This is a delicious vinaigrette that incorporates some of my favorite Fall and Winter flavors. It is particularly good over salads of hearty or bitter greens. Try it on a combination of baby spinach, arugula, and radicchio with some chunks of caramelized apple and toasted walnuts as a garnish.

2 tablespoons maple syrup
1 teaspoon Dijon mustard
2 teaspoons finely chopped shallot
2 tablespoons apple cider vinegar
5 tablespoons toasted walnut oil
Sea salt and freshly ground black pepper to taste

Heat the maple syrup slightly in the microwave or on top of the stove and then whisk in the mustard, shallot and vinegar. Continue to whisk and slowly drizzle in the walnut oil to form a light emulsion. Season with salt and pepper. Store covered in refrigerator for up to 3 days.


Makes about 1 quart

This chutney is a delicious accompaniment to smoked and roasted meats, sausages and poultry and as an accompaniment to cheese.

1- 750ml bottle of dry white wine such as Sauvignon Blanc or Pinot Grigio
3/4 cup sugar
3 whole star anise
2 bay leaves
1 tablespoon coriander seed, slightly crushed
1 tablespoon black peppercorns, slightly crushed
1 cup raisins (preferably golden, unbleached)
3/4 pound assorted dried fruits such as apricots, cherries, mangoes and/or figs coarsely chopped
3 tablespoons minced candied ginger
1 large tart fresh apple such as Jonathan or McIntosh, peeled, cored and cut into 1-inch chunks
3 tablespoons fresh lime or lemon juice

Add wine, sugar and spices to a non-aluminum pan and simmer uncovered over moderate heat for 10 minutes. Off-heat and let it cool. Strain or not discarding spices if you decide to. You should have about 2-1/2 cups of strained liquid.

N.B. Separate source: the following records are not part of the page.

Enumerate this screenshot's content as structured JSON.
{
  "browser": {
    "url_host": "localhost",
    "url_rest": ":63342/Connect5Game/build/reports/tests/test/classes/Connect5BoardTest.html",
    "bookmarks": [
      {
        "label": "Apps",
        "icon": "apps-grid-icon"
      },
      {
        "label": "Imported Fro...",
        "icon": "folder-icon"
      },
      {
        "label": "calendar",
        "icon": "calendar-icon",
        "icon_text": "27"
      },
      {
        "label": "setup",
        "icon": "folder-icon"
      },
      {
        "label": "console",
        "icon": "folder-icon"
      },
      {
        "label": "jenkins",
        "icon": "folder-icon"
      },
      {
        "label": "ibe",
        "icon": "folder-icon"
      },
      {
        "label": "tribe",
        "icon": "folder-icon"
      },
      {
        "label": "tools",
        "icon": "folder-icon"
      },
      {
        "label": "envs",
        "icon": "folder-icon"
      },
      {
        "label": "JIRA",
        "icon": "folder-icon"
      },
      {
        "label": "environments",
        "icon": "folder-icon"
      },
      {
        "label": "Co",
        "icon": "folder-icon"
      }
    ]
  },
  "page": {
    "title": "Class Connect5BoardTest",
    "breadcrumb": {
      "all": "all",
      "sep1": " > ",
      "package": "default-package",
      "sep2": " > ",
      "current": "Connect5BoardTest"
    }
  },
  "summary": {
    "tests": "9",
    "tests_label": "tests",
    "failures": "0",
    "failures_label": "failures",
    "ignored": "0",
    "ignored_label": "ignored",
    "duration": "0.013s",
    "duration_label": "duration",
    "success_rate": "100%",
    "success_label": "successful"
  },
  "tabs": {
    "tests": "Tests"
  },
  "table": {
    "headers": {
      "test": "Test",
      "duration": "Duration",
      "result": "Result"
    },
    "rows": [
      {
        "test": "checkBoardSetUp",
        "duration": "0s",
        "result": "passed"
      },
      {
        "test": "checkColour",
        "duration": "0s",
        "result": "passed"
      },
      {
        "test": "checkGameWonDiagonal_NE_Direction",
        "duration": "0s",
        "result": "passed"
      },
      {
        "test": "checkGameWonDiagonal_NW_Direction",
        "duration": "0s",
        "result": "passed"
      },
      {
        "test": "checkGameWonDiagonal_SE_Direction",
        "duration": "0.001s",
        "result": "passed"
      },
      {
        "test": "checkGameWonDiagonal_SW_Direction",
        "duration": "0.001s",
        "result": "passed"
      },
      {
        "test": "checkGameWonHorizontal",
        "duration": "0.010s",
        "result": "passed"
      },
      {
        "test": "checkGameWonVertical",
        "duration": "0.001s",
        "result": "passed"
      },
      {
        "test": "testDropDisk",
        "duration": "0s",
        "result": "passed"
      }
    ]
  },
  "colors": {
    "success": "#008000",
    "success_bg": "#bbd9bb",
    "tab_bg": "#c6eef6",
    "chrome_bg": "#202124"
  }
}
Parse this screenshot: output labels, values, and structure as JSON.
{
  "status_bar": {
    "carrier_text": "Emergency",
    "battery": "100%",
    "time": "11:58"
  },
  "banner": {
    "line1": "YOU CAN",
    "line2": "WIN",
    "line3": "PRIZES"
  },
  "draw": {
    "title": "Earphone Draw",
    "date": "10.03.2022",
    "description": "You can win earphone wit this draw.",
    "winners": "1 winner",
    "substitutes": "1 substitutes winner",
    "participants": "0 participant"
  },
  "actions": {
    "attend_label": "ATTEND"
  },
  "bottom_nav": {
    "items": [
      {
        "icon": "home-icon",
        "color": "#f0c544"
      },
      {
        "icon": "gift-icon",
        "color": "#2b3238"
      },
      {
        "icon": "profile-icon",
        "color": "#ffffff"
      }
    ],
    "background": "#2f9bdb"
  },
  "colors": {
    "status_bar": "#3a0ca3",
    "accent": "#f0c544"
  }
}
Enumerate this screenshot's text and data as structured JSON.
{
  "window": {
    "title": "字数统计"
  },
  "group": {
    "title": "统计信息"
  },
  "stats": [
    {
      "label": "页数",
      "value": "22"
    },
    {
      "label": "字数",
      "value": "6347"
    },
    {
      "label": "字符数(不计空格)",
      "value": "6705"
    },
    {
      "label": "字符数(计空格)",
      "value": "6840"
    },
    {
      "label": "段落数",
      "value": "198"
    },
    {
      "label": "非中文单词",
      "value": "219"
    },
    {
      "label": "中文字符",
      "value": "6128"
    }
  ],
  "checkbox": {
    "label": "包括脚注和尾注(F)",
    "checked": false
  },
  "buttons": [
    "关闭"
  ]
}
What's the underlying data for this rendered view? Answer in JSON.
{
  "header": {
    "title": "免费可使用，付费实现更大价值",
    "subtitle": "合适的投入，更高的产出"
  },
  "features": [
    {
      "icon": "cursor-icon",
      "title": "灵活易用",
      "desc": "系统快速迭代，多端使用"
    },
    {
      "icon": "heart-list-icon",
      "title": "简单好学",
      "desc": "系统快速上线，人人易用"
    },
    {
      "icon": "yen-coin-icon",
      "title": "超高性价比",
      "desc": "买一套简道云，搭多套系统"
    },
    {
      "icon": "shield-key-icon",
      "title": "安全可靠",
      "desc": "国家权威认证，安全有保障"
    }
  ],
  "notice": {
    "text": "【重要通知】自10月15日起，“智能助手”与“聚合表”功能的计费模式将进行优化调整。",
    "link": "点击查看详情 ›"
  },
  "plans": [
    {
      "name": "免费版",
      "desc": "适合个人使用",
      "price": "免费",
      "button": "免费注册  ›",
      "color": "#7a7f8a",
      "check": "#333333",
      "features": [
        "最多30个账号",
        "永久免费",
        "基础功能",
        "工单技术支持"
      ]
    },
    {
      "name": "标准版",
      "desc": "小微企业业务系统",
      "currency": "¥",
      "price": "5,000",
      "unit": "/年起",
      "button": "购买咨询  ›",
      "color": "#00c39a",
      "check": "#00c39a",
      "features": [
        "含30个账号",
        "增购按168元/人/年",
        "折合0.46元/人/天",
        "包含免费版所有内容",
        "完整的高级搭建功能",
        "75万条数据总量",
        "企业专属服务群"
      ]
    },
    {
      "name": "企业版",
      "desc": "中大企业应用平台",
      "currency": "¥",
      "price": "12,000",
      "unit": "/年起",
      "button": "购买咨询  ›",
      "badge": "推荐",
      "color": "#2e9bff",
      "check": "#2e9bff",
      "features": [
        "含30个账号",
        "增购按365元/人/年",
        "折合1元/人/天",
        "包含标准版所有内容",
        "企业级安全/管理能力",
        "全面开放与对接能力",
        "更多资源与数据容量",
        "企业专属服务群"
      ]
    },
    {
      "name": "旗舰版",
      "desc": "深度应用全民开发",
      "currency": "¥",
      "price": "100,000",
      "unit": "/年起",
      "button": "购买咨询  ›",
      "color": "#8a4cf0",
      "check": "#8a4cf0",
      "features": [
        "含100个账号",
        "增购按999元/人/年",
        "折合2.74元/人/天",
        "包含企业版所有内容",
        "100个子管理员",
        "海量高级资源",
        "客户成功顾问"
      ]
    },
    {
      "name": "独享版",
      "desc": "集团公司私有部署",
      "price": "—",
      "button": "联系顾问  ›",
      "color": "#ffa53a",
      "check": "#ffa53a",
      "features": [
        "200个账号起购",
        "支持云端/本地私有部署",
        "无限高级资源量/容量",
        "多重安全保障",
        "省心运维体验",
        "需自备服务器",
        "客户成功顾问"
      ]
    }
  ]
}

Return liquid to the pan and add raisins, dried fruits and candied ginger and simmer covered for 5 minutes. Add the fresh apples and simmer gently until they are just tender, about 3 minutes. Off heat and cool. Stir in lime juice.

Store covered in the refrigerator for several weeks. Serve at room temperature for the best flavor.


Makes 10 cups

Yes, your Thanksgiving turkey can be stuffed with this. I prefer the stuffing baked separately in a buttered dish to maximize the crispy edges. This is also a great accompaniment to roast pork, ham or chicken.

8 tablespoons unsalted butter plus more to butter the dish
3 ribs celery, chopped
1 medium onion, chopped
3 sweet Italian pork sausages, casings removed (about 1 pound)
3 tart-sweet apples such as McIntosh, peeled cored and chopped
1 loaf peasant white bread such as Pan de Mie, crusts cut off and cut into 1/2″ cubes and toasted (about 8 cups)

2 tablespoons finely chopped fresh sage (2 teaspoons dried)
2 cups chicken stock, storebought or homemade
Kosher salt and freshly ground pepper, to taste

Heat oven to 375°. Melt butter in a 12” skillet over medium-high heat. Add celery and onion; cook until soft, about 10 minutes. Add sausage and cook, using a wooden spoon to break it into small pieces, until browned, 5 minutes. Add apples and continue cooking until softened, 5–7 minutes more. Stir in breadcrumbs and sage; add chicken stock and season with salt and pepper.

Stuff into turkey cavity; place remaining stuffing in a buttered baking dish and bake until golden on top, 20–25 minutes.